##### DATASET ENTRIES

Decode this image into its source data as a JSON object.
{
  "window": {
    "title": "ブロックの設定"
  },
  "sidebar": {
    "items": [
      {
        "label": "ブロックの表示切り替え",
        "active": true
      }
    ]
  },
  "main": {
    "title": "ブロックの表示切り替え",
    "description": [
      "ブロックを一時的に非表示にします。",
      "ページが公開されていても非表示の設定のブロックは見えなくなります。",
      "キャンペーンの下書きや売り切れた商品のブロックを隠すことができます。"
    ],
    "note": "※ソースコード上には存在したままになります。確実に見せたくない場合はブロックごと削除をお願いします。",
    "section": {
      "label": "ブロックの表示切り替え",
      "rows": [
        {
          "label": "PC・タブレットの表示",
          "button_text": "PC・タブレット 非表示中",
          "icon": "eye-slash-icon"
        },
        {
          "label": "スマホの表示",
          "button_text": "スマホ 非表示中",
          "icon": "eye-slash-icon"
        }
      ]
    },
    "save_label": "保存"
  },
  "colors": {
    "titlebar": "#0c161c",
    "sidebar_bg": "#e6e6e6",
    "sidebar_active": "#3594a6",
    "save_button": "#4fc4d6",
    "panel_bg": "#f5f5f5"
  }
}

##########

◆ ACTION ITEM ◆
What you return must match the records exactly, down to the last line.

◆ REPLY TO THE TASK ◆
Decode this image into its source data as a JSON object.
{
  "window": {
    "title": "ブロックの設定"
  },
  "sidebar": {
    "items": [
      {
        "label": "ブロックの表示切り替え",
        "active": true
      }
    ]
  },
  "main": {
    "title": "ブロックの表示切り替え",
    "description": [
      "ブロックを一時的に非表示にします。",
      "ページが公開されていても非表示の設定のブロックは見えなくなります。",
      "キャンペーンの下書きや売り切れた商品のブロックを隠すことができます。"
    ],
    "note": "※ソースコード上には存在したままになります。確実に見せたくない場合はブロックごと削除をお願いします。",
    "section": {
      "label": "ブロックの表示切り替え",
      "rows": [
        {
          "label": "PC・タブレットの表示",
          "button_text": "PC・タブレット 非表示中",
          "icon": "eye-slash-icon"
        },
        {
          "label": "スマホの表示",
          "button_text": "スマホ 非表示中",
          "icon": "eye-slash-icon"
        }
      ]
    },
    "save_label": "保存"
  },
  "colors": {
    "titlebar": "#0c161c",
    "sidebar_bg": "#e6e6e6",
    "sidebar_active": "#3594a6",
    "save_button": "#4fc4d6",
    "panel_bg": "#f5f5f5"
  }
}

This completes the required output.